"We will stay in close contact with tourism agencies and require them to notify us of all groups going to and coming from Wuhan," she added.


North Korea will ban foreign tourists to protect itself against a new SARS-like virus that has claimed at least nine lives in China and sickened hundreds, a major tour operator said.

Several nations including the US have stepped up checks on airport passengers to detect the coronavirus, which first emerged in the central Chinese city of Wuhan, but a ban on tourists would be a first.

The virus has caused alarm in China and abroad because of its genetic similarities to Severe Acute Respiratory Syndrome (SARS), which killed nearly 650 people across mainland China and Hong Kong in 2002-2003.

The vast majority of foreign tourists to North Korea are Chinese, and their numbers have swelled significantly in the last year as relations between Beijing and Pyongyang have warmed, generating vital foreign currency for the isolated country.

But as of Wednesday, North Korea will "temporarily close its borders to all foreign tourists as a precaution to the coronavirus", Chinese-based specialist operator Young Pioneer Tours said in a statement.

Exact details had yet to be confirmed, it added.

Koryo Tours, the market leader for Western visitors, said it had been "informed that action was being considered" and was expecting more information Wednesday.

Pyongyang has taken similar action in the past -- it closed its borders to foreign tourists for more than four months from October 2014 in a bid to keep out the Ebola virus, even though no cases had been reported in Asia.

It enforced a 21-day quarantine period on anyone entering the country, including foreign diplomats and businesspeople.

Pyongyang's official Rodong Sinmun newspaper did not mention any North Korean action over the virus Wednesday but reported on the outbreak in China, saying it had "spread rapidly" and that authorities in its giant neighbour were taking "corresponding measures".

The North has poor medical infrastructure and a chronic shortage of medicines.

When South Korea suffered from the world's largest outbreak of Middle East Respiratory Syndrome, or MERS, in summer 2015, the North reportedly prohibited its diplomats and workers overseas from returning to their homeland for months to prevent the spread of the virus.

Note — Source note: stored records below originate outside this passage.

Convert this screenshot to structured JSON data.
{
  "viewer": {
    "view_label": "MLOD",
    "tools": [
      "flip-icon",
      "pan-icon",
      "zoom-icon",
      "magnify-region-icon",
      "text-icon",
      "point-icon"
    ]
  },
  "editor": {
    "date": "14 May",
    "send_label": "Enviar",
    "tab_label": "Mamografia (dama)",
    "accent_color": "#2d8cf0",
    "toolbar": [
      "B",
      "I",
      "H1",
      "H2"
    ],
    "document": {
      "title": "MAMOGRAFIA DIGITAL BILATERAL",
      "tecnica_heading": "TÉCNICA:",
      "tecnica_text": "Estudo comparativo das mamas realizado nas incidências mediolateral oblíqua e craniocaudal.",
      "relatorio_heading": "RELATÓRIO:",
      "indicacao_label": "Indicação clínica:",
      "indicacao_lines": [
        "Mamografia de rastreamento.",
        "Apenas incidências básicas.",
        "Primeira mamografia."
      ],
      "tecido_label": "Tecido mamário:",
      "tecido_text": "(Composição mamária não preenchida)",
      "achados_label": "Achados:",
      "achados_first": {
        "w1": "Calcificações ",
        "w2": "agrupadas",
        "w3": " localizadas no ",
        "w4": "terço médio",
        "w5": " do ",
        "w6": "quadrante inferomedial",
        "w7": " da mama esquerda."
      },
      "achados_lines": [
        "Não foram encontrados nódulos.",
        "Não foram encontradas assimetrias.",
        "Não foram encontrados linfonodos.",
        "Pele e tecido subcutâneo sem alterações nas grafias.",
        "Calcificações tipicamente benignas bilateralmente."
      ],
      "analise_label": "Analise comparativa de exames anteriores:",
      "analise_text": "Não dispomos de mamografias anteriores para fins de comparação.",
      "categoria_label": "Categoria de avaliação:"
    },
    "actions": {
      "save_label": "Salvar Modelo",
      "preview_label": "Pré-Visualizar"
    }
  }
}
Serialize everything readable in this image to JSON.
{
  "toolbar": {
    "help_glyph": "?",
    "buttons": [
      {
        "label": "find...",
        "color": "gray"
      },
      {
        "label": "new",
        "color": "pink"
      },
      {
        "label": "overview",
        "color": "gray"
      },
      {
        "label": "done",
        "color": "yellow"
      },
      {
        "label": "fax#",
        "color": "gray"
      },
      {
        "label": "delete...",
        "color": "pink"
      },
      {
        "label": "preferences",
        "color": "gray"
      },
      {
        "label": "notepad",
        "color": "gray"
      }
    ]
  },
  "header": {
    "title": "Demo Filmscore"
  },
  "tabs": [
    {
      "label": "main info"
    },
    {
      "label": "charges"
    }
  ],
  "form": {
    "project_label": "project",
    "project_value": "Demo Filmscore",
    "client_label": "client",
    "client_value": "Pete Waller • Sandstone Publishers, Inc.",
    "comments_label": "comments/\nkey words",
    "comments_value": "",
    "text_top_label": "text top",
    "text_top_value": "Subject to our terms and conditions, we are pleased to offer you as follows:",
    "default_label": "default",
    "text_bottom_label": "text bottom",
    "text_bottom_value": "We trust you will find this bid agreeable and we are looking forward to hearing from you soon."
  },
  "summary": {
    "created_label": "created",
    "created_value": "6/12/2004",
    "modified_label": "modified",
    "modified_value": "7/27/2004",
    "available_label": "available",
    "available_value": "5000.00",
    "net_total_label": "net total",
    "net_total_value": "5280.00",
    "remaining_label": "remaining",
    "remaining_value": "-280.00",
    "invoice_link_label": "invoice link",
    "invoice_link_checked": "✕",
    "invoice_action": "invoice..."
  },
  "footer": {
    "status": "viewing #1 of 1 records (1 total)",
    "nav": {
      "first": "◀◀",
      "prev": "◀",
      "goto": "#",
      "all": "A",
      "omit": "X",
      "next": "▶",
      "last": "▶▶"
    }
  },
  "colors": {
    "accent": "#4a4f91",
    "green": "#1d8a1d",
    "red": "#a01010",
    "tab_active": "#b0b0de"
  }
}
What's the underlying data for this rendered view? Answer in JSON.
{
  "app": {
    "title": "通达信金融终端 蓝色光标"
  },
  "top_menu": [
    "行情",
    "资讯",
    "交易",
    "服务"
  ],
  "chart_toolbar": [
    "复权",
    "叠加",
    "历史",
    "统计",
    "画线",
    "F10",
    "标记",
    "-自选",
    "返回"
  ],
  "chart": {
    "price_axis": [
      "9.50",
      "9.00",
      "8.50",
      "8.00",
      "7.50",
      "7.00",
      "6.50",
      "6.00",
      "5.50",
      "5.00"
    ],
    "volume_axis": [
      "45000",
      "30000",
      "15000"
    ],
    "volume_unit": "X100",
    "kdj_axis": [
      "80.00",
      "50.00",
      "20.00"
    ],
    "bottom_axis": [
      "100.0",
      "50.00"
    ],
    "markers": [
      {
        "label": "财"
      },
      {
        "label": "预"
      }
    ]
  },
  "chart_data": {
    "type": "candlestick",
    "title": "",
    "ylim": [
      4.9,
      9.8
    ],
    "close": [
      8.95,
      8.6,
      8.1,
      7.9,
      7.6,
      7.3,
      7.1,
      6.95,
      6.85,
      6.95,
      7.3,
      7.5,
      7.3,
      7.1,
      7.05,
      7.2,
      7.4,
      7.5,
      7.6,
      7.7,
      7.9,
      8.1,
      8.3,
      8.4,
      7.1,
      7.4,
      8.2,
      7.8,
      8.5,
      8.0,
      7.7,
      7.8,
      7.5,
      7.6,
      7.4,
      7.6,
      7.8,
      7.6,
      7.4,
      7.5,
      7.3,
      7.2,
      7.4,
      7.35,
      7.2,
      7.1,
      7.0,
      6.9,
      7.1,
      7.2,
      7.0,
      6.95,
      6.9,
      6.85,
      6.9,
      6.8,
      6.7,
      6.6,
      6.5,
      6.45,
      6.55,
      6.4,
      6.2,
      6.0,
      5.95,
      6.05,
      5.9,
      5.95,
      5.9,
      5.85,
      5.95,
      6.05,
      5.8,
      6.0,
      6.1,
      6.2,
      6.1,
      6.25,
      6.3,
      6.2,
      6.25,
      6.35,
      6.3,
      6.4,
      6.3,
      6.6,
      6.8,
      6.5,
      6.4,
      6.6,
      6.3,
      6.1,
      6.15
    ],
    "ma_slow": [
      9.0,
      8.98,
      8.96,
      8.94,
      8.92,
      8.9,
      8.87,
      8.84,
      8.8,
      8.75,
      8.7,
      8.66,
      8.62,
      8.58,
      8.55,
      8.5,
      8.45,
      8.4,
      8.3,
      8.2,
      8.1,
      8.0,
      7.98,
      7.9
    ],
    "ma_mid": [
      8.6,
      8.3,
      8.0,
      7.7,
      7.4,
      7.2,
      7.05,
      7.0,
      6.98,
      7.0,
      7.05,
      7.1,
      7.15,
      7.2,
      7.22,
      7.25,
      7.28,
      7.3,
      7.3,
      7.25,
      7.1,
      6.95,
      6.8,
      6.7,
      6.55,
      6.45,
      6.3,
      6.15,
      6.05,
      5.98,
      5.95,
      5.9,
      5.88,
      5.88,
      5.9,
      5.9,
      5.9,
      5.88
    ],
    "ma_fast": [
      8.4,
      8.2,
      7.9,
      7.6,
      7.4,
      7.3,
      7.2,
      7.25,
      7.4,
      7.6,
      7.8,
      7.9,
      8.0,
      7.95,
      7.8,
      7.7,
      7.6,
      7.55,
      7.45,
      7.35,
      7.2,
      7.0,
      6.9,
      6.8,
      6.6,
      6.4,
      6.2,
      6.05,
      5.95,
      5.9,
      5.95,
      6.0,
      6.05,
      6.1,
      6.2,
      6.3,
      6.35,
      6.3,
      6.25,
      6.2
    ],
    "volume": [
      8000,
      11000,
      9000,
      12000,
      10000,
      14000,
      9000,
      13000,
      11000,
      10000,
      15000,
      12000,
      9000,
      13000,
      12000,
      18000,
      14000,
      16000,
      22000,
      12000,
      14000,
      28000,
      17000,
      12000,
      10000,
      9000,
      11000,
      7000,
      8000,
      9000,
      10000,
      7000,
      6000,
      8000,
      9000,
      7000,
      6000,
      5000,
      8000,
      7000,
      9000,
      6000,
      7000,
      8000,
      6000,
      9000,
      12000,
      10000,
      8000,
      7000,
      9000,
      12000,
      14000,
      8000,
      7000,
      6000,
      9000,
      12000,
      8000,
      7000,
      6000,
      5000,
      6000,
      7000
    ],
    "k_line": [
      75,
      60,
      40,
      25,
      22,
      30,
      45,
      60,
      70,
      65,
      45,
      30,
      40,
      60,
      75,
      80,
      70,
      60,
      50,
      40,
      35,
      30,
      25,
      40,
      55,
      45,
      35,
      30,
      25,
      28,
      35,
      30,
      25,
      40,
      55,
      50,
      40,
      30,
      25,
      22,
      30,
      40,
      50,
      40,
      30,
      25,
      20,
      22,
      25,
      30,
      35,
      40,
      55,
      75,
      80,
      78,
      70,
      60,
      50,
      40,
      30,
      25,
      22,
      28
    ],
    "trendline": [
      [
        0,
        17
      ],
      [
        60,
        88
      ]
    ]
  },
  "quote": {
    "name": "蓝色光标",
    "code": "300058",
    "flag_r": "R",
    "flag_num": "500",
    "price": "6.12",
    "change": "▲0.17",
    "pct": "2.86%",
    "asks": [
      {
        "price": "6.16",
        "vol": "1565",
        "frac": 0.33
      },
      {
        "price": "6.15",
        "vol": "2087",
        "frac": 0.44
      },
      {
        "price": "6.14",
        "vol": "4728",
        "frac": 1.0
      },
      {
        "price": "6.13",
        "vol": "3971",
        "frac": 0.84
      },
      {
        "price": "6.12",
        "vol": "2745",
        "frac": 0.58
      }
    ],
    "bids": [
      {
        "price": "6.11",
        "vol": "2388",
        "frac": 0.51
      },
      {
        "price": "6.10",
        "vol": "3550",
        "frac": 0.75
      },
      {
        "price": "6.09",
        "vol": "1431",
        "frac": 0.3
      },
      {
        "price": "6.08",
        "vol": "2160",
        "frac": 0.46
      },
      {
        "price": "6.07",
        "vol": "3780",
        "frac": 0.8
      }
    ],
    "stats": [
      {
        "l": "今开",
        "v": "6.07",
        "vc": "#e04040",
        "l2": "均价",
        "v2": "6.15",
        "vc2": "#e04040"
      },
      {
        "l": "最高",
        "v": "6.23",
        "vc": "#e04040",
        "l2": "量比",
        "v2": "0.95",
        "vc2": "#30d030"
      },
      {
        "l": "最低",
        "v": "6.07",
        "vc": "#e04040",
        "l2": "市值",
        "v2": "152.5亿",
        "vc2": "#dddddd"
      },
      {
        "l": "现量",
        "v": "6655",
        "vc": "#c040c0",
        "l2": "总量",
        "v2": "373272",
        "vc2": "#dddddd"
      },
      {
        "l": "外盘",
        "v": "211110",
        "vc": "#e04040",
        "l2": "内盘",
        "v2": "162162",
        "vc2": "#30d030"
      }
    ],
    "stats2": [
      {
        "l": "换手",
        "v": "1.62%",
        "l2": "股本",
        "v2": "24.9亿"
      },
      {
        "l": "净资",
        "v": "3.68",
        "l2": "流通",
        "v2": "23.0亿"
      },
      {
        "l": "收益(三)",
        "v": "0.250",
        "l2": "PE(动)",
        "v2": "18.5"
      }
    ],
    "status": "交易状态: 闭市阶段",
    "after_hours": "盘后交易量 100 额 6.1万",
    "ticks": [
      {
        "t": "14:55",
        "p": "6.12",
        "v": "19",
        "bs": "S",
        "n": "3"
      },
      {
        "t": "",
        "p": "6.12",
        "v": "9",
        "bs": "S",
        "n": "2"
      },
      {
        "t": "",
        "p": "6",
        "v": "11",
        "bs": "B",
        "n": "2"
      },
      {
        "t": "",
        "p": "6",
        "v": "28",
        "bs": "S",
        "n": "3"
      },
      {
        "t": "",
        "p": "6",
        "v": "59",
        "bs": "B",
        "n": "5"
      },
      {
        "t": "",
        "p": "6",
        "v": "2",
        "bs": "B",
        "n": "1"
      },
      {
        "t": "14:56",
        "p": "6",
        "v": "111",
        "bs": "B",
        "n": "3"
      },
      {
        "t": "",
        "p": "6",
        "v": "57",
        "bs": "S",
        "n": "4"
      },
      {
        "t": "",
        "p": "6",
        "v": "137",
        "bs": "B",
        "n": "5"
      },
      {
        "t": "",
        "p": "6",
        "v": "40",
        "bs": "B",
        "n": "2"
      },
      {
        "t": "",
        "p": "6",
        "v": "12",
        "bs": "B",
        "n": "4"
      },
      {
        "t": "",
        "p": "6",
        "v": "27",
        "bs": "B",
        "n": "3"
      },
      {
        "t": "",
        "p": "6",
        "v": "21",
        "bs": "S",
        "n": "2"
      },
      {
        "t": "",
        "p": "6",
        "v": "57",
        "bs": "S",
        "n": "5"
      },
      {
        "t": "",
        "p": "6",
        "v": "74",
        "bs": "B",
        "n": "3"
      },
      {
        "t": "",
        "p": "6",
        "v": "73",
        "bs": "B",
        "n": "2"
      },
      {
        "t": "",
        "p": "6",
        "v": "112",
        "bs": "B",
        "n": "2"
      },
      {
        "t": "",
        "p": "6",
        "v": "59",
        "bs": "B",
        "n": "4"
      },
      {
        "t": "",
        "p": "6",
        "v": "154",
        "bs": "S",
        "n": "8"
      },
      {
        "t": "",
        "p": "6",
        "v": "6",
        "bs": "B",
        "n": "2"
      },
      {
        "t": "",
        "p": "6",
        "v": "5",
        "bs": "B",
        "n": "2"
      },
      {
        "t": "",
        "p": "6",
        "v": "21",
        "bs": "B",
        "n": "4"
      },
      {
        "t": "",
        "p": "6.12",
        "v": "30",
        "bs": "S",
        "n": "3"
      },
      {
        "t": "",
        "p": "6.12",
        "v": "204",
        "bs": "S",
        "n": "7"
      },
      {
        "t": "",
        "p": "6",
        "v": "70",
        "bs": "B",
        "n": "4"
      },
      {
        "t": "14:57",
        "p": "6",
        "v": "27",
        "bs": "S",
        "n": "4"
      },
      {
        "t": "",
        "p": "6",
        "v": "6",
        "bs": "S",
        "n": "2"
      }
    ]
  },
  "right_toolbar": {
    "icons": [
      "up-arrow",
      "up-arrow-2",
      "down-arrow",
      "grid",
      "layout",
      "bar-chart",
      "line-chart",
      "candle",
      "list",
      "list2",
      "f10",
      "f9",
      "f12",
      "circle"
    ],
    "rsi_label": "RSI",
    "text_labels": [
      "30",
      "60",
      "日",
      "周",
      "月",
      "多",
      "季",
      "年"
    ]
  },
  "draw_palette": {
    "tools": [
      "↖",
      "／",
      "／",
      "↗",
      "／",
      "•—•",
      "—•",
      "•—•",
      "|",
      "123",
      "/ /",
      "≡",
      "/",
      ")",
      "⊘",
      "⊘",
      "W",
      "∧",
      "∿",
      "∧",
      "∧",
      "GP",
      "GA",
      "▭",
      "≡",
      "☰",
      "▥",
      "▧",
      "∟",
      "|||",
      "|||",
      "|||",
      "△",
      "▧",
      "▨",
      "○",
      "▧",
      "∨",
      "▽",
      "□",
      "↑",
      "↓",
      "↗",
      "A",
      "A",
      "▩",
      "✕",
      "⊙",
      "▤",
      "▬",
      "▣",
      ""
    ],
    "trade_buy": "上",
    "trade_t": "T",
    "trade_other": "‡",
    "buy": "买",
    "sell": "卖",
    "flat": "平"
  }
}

Pyongyang also suspended foreign tours for three months due to fears over SARS in 2003.